[Entries from a dataset of interfaces]

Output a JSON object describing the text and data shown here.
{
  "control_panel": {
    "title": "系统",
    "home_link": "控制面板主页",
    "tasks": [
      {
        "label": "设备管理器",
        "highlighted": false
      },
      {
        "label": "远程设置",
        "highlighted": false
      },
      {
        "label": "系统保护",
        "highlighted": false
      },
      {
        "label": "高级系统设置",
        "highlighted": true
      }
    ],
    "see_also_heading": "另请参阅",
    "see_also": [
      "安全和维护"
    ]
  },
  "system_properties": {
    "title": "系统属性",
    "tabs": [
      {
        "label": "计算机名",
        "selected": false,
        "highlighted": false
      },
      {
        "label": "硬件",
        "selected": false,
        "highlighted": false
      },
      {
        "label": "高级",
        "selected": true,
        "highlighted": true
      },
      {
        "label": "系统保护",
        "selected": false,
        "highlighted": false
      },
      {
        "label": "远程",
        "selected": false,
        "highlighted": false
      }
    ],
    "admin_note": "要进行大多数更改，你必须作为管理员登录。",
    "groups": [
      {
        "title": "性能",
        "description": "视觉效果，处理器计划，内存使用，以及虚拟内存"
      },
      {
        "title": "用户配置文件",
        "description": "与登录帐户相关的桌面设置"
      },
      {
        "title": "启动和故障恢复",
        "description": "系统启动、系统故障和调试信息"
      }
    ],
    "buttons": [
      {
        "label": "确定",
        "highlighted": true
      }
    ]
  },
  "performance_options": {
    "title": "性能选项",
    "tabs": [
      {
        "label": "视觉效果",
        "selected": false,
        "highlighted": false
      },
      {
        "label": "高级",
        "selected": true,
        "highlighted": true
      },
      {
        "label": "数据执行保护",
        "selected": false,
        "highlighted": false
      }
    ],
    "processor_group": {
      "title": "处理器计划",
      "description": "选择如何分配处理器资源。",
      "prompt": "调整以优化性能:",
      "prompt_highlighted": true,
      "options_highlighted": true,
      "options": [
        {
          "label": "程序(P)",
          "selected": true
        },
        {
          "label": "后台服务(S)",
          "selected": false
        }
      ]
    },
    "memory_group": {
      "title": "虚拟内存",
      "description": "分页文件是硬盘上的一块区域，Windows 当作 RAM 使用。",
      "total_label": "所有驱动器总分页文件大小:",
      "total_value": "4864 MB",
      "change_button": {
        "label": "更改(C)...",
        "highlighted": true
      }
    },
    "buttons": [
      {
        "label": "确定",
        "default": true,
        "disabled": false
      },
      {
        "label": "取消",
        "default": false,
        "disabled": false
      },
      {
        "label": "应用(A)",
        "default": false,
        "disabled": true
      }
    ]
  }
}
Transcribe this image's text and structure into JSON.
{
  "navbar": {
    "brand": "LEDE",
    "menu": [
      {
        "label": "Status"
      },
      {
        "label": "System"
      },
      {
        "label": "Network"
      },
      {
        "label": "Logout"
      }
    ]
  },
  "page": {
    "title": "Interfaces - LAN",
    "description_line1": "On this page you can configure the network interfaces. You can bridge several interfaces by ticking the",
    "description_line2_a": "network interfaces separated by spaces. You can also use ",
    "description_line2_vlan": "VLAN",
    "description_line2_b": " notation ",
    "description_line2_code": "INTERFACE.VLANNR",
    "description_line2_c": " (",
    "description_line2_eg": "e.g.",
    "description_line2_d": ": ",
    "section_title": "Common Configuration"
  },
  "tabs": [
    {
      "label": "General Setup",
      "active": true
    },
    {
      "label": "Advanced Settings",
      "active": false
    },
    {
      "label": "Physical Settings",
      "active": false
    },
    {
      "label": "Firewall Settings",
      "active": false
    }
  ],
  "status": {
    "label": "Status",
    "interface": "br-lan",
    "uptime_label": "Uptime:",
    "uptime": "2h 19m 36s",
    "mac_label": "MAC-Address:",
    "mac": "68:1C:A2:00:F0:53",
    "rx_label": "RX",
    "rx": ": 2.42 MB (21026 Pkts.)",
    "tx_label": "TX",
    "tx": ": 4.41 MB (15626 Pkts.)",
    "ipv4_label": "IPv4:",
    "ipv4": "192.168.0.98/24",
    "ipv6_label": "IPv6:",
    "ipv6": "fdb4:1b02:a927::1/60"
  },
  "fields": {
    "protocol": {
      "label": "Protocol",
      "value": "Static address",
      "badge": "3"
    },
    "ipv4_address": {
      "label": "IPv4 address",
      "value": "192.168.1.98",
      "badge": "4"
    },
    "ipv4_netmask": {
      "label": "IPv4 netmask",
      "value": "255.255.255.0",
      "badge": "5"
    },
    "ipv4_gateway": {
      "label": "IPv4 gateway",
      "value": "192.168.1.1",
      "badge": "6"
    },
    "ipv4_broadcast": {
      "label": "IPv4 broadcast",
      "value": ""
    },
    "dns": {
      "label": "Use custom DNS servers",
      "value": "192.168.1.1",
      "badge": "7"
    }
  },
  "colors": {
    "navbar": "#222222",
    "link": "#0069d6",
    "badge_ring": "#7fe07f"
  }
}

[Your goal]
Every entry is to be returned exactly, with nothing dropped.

[Answer to the problem]
Output a JSON object describing the text and data shown here.
{
  "control_panel": {
    "title": "系统",
    "home_link": "控制面板主页",
    "tasks": [
      {
        "label": "设备管理器",
        "highlighted": false
      },
      {
        "label": "远程设置",
        "highlighted": false
      },
      {
        "label": "系统保护",
        "highlighted": false
      },
      {
        "label": "高级系统设置",
        "highlighted": true
      }
    ],
    "see_also_heading": "另请参阅",
    "see_also": [
      "安全和维护"
    ]
  },
  "system_properties": {
    "title": "系统属性",
    "tabs": [
      {
        "label": "计算机名",
        "selected": false,
        "highlighted": false
      },
      {
        "label": "硬件",
        "selected": false,
        "highlighted": false
      },
      {
        "label": "高级",
        "selected": true,
        "highlighted": true
      },
      {
        "label": "系统保护",
        "selected": false,
        "highlighted": false
      },
      {
        "label": "远程",
        "selected": false,
        "highlighted": false
      }
    ],
    "admin_note": "要进行大多数更改，你必须作为管理员登录。",
    "groups": [
      {
        "title": "性能",
        "description": "视觉效果，处理器计划，内存使用，以及虚拟内存"
      },
      {
        "title": "用户配置文件",
        "description": "与登录帐户相关的桌面设置"
      },
      {
        "title": "启动和故障恢复",
        "description": "系统启动、系统故障和调试信息"
      }
    ],
    "buttons": [
      {
        "label": "确定",
        "highlighted": true
      }
    ]
  },
  "performance_options": {
    "title": "性能选项",
    "tabs": [
      {
        "label": "视觉效果",
        "selected": false,
        "highlighted": false
      },
      {
        "label": "高级",
        "selected": true,
        "highlighted": true
      },
      {
        "label": "数据执行保护",
        "selected": false,
        "highlighted": false
      }
    ],
    "processor_group": {
      "title": "处理器计划",
      "description": "选择如何分配处理器资源。",
      "prompt": "调整以优化性能:",
      "prompt_highlighted": true,
      "options_highlighted": true,
      "options": [
        {
          "label": "程序(P)",
          "selected": true
        },
        {
          "label": "后台服务(S)",
          "selected": false
        }
      ]
    },
    "memory_group": {
      "title": "虚拟内存",
      "description": "分页文件是硬盘上的一块区域，Windows 当作 RAM 使用。",
      "total_label": "所有驱动器总分页文件大小:",
      "total_value": "4864 MB",
      "change_button": {
        "label": "更改(C)...",
        "highlighted": true
      }
    },
    "buttons": [
      {
        "label": "确定",
        "default": true,
        "disabled": false
      },
      {
        "label": "取消",
        "default": false,
        "disabled": false
      },
      {
        "label": "应用(A)",
        "default": false,
        "disabled": true
      }
    ]
  }
}
Transcribe this image's text and structure into JSON.
{
  "navbar": {
    "brand": "LEDE",
    "menu": [
      {
        "label": "Status"
      },
      {
        "label": "System"
      },
      {
        "label": "Network"
      },
      {
        "label": "Logout"
      }
    ]
  },
  "page": {
    "title": "Interfaces - LAN",
    "description_line1": "On this page you can configure the network interfaces. You can bridge several interfaces by ticking the",
    "description_line2_a": "network interfaces separated by spaces. You can also use ",
    "description_line2_vlan": "VLAN",
    "description_line2_b": " notation ",
    "description_line2_code": "INTERFACE.VLANNR",
    "description_line2_c": " (",
    "description_line2_eg": "e.g.",
    "description_line2_d": ": ",
    "section_title": "Common Configuration"
  },
  "tabs": [
    {
      "label": "General Setup",
      "active": true
    },
    {
      "label": "Advanced Settings",
      "active": false
    },
    {
      "label": "Physical Settings",
      "active": false
    },
    {
      "label": "Firewall Settings",
      "active": false
    }
  ],
  "status": {
    "label": "Status",
    "interface": "br-lan",
    "uptime_label": "Uptime:",
    "uptime": "2h 19m 36s",
    "mac_label": "MAC-Address:",
    "mac": "68:1C:A2:00:F0:53",
    "rx_label": "RX",
    "rx": ": 2.42 MB (21026 Pkts.)",
    "tx_label": "TX",
    "tx": ": 4.41 MB (15626 Pkts.)",
    "ipv4_label": "IPv4:",
    "ipv4": "192.168.0.98/24",
    "ipv6_label": "IPv6:",
    "ipv6": "fdb4:1b02:a927::1/60"
  },
  "fields": {
    "protocol": {
      "label": "Protocol",
      "value": "Static address",
      "badge": "3"
    },
    "ipv4_address": {
      "label": "IPv4 address",
      "value": "192.168.1.98",
      "badge": "4"
    },
    "ipv4_netmask": {
      "label": "IPv4 netmask",
      "value": "255.255.255.0",
      "badge": "5"
    },
    "ipv4_gateway": {
      "label": "IPv4 gateway",
      "value": "192.168.1.1",
      "badge": "6"
    },
    "ipv4_broadcast": {
      "label": "IPv4 broadcast",
      "value": ""
    },
    "dns": {
      "label": "Use custom DNS servers",
      "value": "192.168.1.1",
      "badge": "7"
    }
  },
  "colors": {
    "navbar": "#222222",
    "link": "#0069d6",
    "badge_ring": "#7fe07f"
  }
}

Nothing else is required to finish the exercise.